SAN FRANCISCO -- With Bruce Bochy set to go to Japan on Monday to manage a group of major leaguers in an exhibition tour, the Giants had to move fast to pry him away from the Padres.
That's apparently just what they did. The San Jose Mercury News reported Thursday that discussions late into the night had resulted in a deal between San Francisco and Bochy, who managed the San Diego Padres to first place in the National League West last season.
The Giants scheduled a news conference for Friday to announce the deal. The Mercury News reported that Bochy will receive a contract of at least three years for more than $2 million per season.
Teams are not allowed to make major announcements during the World Series, but the newspaper reported Major League Baseball gave the Giants permission because Bochy is doing the league a favor. He agreed to replace Terry Francona as manager on the Japan tour when the Red Sox manager withdrew due to illness.
Bochy was the only candidate with major league managerial experience, something Giants general manager Brian Sabean said would be preferred. The Mercury News reported that Mets third-base coach Manny Acta, Angels pitching coach Bud Black and Giants bench coach Ron Wotus were the other finalists for the job.
The Giants received permission from the Padres on Wednesday to talk to Bochy, who traveled to the Bay Area earlier Thursday to meet with Sabean and other team officials about becoming Felipe Alou's successor.
"If he's available and that's a reality, we'd have to go forward and interview the man," Giants vice president of player personnel Dick Tidrow said earlier Thursday.
Besides travel plans, the deal had to come together quickly because the Giants had only a seven-day window in which to come to agreement with Bochy because he is employed by another team. Bochy, who has one year left on his contract, and Sabean already had an informal conversation about the job.
Multiple calls to Bochy's cell phone went unreturned Thursday. Calls and e-mails to Sabean and Giants' executive vice president Larry Baer on Thursday night were not immediately returned.
Earlier in the day, Padres general manager Kevin Towers already was preparing for Bochy's possible departure.
"We certainly have to do our due diligence to come up with a list of candidates ourselves, a group of people we would probably interview if Bruce ends up leaving," Towers said in a phone interview. "I would imagine we'd know something by the weekend, because it probably would be hard to negotiate with Bruce going to Japan."

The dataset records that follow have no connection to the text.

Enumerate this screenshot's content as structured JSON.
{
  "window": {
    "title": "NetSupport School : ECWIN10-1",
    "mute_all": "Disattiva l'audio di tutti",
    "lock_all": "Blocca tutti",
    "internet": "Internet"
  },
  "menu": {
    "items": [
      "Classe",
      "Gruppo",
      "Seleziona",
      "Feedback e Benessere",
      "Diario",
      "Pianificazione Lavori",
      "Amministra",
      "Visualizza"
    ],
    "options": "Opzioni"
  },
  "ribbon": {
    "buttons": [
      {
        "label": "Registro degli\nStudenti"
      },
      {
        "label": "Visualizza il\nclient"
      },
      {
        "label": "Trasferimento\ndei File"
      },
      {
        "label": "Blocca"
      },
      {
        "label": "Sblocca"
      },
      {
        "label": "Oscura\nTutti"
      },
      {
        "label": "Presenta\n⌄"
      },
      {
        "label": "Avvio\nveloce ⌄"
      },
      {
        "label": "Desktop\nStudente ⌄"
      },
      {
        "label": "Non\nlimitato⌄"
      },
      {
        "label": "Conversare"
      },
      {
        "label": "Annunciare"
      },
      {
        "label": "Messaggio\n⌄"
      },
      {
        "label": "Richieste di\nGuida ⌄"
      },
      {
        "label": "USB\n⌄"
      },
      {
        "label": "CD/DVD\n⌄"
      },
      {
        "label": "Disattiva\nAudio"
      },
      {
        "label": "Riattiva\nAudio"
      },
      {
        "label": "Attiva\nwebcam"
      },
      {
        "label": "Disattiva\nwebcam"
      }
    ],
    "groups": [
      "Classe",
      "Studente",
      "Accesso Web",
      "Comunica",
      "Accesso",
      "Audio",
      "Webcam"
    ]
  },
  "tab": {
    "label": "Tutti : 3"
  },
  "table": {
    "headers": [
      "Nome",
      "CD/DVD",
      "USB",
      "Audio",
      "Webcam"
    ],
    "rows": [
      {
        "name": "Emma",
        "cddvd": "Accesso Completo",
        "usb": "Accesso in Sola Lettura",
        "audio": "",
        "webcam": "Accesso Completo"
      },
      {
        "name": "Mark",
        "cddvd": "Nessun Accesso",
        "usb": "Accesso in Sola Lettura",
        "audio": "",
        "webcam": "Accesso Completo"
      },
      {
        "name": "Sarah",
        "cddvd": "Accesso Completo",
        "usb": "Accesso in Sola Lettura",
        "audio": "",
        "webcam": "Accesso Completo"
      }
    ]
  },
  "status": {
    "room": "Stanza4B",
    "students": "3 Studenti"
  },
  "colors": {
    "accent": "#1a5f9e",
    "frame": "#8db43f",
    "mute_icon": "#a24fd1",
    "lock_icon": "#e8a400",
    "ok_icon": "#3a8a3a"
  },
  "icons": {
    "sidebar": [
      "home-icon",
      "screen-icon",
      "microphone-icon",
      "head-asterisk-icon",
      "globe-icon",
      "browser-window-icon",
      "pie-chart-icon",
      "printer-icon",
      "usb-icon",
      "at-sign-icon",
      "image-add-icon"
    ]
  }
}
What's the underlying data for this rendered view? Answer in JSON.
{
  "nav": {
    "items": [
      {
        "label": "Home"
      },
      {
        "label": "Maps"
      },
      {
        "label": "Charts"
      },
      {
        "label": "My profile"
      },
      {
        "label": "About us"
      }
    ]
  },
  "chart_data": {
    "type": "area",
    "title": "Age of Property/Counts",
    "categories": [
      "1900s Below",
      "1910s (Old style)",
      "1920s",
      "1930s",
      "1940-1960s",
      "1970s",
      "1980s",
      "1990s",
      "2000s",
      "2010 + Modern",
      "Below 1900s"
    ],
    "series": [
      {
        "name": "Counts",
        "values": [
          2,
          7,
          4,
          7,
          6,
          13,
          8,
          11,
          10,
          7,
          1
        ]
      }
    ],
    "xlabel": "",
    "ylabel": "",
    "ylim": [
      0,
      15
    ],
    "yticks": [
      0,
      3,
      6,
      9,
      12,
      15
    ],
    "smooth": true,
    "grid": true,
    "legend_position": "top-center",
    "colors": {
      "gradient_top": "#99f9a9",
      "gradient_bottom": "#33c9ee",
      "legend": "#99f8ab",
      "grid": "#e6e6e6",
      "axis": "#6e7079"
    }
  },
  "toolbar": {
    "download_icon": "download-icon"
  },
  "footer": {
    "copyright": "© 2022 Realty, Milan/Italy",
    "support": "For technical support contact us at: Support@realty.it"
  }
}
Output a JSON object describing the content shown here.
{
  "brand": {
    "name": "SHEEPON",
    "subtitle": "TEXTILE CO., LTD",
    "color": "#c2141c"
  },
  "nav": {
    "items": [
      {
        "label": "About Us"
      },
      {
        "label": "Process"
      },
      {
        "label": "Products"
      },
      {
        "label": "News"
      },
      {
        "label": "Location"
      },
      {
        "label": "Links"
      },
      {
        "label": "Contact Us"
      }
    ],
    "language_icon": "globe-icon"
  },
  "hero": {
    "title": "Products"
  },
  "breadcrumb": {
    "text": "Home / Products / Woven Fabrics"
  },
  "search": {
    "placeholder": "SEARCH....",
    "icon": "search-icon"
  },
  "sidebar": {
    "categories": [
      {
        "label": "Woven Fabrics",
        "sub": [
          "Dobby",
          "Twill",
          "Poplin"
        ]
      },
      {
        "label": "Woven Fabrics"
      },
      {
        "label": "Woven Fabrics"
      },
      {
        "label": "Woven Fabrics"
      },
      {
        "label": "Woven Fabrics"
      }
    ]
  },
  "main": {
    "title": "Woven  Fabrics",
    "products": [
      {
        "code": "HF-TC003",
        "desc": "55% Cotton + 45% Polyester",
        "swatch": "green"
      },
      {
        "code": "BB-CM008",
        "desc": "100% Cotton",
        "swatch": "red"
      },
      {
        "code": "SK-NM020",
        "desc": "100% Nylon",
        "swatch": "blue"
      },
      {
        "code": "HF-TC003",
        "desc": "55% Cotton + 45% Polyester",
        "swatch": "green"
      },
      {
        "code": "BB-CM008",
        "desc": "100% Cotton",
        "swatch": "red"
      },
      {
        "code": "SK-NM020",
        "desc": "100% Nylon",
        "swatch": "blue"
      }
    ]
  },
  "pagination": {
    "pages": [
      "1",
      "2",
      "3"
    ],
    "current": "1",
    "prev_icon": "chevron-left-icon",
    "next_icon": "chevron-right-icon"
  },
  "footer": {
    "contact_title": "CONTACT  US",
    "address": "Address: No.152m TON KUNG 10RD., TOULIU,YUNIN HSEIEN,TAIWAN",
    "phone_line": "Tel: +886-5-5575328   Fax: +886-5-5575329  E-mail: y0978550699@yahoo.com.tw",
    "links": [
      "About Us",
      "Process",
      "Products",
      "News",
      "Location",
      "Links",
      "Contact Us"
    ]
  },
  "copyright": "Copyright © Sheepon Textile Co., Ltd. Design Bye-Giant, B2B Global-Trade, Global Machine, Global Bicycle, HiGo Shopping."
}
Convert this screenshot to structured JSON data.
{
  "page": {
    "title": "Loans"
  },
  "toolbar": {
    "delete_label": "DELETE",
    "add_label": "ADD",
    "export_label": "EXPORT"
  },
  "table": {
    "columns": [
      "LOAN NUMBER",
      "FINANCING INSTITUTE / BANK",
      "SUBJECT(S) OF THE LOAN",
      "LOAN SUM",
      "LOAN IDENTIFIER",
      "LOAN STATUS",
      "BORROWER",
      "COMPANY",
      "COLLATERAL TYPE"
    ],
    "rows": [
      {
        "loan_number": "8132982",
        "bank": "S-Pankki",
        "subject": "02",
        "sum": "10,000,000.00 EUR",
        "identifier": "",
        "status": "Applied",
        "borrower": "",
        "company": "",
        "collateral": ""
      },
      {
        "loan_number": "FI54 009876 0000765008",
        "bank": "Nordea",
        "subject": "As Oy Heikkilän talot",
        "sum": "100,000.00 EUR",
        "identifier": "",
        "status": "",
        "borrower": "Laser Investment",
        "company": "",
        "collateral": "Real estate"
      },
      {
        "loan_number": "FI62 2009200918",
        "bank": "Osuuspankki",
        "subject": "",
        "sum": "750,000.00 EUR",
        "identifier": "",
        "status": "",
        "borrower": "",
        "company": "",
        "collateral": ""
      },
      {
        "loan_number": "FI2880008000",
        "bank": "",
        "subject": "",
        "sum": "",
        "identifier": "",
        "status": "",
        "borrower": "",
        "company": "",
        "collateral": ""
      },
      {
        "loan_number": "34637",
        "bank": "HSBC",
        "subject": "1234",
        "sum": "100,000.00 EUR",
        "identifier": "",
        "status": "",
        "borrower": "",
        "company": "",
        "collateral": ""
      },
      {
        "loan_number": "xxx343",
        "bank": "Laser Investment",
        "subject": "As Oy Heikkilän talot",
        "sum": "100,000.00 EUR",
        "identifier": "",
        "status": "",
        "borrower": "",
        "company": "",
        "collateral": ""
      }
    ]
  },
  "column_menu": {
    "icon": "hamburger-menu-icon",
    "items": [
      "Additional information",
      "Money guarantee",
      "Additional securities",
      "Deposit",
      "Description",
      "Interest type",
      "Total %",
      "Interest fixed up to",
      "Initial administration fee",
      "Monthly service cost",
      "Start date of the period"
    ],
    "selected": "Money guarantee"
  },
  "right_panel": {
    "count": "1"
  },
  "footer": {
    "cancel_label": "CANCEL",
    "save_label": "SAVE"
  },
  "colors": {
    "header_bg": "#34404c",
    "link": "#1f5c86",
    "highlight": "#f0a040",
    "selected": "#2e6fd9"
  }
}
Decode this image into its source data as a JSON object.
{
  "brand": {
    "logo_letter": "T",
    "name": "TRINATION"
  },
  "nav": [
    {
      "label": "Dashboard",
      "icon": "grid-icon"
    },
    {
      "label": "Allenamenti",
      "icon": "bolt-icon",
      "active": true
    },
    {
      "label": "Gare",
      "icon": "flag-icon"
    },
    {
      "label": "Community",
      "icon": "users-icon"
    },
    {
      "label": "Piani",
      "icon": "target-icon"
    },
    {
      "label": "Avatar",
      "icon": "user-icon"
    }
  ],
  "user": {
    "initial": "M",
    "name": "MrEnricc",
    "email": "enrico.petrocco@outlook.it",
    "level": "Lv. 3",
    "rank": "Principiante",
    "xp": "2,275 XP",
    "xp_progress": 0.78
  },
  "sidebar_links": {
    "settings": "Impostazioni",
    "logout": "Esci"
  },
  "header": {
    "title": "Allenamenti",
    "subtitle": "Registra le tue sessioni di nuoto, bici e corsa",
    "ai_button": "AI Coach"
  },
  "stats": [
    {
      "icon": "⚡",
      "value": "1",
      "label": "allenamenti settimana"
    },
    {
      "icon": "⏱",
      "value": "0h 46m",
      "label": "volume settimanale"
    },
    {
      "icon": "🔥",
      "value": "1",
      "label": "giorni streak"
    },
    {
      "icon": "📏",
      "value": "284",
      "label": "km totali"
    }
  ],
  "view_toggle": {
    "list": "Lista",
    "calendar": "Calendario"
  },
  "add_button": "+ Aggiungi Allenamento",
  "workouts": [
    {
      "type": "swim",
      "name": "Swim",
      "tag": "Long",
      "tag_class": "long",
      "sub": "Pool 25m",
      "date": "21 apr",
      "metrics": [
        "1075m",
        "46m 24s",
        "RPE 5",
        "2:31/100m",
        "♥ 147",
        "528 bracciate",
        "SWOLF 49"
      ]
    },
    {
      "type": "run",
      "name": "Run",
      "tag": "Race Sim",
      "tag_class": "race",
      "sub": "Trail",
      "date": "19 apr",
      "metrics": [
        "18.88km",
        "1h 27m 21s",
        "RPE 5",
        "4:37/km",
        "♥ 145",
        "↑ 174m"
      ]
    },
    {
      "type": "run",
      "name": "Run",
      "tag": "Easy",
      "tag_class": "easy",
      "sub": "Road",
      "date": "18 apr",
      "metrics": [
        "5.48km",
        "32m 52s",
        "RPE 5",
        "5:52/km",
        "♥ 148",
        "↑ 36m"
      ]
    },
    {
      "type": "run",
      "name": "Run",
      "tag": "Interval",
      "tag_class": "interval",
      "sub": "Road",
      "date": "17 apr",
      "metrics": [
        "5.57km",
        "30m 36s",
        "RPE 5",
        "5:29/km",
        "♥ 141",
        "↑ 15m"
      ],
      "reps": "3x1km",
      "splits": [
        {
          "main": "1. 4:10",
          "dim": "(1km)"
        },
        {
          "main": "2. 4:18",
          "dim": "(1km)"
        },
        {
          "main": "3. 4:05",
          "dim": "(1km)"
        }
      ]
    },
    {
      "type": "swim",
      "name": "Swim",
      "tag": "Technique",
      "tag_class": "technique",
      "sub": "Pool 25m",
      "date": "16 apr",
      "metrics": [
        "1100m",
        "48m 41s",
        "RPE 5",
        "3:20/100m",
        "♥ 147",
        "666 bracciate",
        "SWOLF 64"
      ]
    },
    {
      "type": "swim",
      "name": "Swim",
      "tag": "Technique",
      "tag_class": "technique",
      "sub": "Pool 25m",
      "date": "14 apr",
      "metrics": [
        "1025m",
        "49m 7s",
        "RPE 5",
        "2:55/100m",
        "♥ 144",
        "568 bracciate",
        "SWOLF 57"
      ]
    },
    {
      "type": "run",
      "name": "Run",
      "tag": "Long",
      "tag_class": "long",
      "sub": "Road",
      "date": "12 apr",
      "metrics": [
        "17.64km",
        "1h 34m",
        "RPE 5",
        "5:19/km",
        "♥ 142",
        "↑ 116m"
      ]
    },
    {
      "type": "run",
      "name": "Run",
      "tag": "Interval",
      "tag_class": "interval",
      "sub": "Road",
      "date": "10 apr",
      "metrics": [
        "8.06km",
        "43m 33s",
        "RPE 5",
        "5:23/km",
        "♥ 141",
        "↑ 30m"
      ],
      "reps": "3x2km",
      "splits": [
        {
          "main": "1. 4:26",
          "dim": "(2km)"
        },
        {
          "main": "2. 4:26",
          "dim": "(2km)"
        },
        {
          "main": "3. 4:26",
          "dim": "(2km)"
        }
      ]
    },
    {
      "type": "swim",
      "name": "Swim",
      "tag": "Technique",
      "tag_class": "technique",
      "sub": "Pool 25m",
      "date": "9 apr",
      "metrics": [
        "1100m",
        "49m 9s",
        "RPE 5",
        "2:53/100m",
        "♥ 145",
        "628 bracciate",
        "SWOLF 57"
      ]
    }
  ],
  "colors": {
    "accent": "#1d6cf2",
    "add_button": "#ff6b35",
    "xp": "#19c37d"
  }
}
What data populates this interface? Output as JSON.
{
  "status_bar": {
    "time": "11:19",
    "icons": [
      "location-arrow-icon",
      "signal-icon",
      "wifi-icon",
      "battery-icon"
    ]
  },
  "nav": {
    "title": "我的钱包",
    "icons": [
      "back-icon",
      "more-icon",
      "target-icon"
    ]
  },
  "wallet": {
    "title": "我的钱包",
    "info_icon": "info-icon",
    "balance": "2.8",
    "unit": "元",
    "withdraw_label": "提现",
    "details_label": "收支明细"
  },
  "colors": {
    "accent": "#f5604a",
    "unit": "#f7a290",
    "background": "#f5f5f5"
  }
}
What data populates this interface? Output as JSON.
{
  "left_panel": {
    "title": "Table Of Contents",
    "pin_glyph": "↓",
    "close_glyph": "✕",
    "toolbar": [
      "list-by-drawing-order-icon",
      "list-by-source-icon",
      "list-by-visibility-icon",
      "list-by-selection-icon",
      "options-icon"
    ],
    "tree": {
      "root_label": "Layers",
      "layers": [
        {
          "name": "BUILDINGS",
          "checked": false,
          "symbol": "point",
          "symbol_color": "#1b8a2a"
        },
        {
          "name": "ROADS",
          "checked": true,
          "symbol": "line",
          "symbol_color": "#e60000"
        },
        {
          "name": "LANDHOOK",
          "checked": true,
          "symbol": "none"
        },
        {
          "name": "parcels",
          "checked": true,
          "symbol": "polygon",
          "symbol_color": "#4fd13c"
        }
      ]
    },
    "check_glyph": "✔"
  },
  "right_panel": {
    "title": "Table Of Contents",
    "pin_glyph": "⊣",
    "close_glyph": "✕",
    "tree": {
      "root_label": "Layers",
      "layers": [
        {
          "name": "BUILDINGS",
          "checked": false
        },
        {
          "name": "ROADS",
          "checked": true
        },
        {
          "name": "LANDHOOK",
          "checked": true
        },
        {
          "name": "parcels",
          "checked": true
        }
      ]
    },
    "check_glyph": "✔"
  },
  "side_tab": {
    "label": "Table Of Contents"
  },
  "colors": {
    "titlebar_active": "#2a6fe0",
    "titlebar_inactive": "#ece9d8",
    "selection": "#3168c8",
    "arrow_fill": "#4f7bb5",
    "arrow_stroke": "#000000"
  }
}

Bochy, 51, who just finished his 12th season as the Padres' manager, has guided San Diego to back-to-back NL West titles and is the winningest manager in franchise history. He has spent the last 24 years in the organization, dating to his playing days.
He is due to make $1.9 million in guaranteed money in 2007 and would be San Francisco's most expensive choice among the club's top candidates. But Bochy's experience and familiarity with the division certainly made him an immediate favorite.
Giants first baseman Mark Sweeney, who played for Bochy in San Diego for 3½ seasons, believes his former skipper would be a good fit in San Francisco.
"The one thing it's going to do -- and it's good for our organization -- is if there are potential free agents looking for a manager to play for, Bochy's that guy," Sweeney said. "It would definitely benefit us in getting some free agents who might go elsewhere. I just think that goes a long way in deciding a team. It adds to it that you get a guy who has that credibility and experience."
San Francisco, which has 11 potential free agents including Barry Bonds, did not renew the 71-year-old Alou's contract after the Giants finished their second straight losing season and third in a row out of the playoffs.
Black is expected to interview with the Oakland Athletics about their managerial opening and could become a candidate to replace Bochy.
Bochy's Padres made the playoffs in consecutive seasons for the first time ever but were eliminated in the first round for the second straight year by the St. Louis Cardinals. San Diego did win a postseason game for the first time since clinching the NL pennant in 1998.
Thoughts? Very surprising.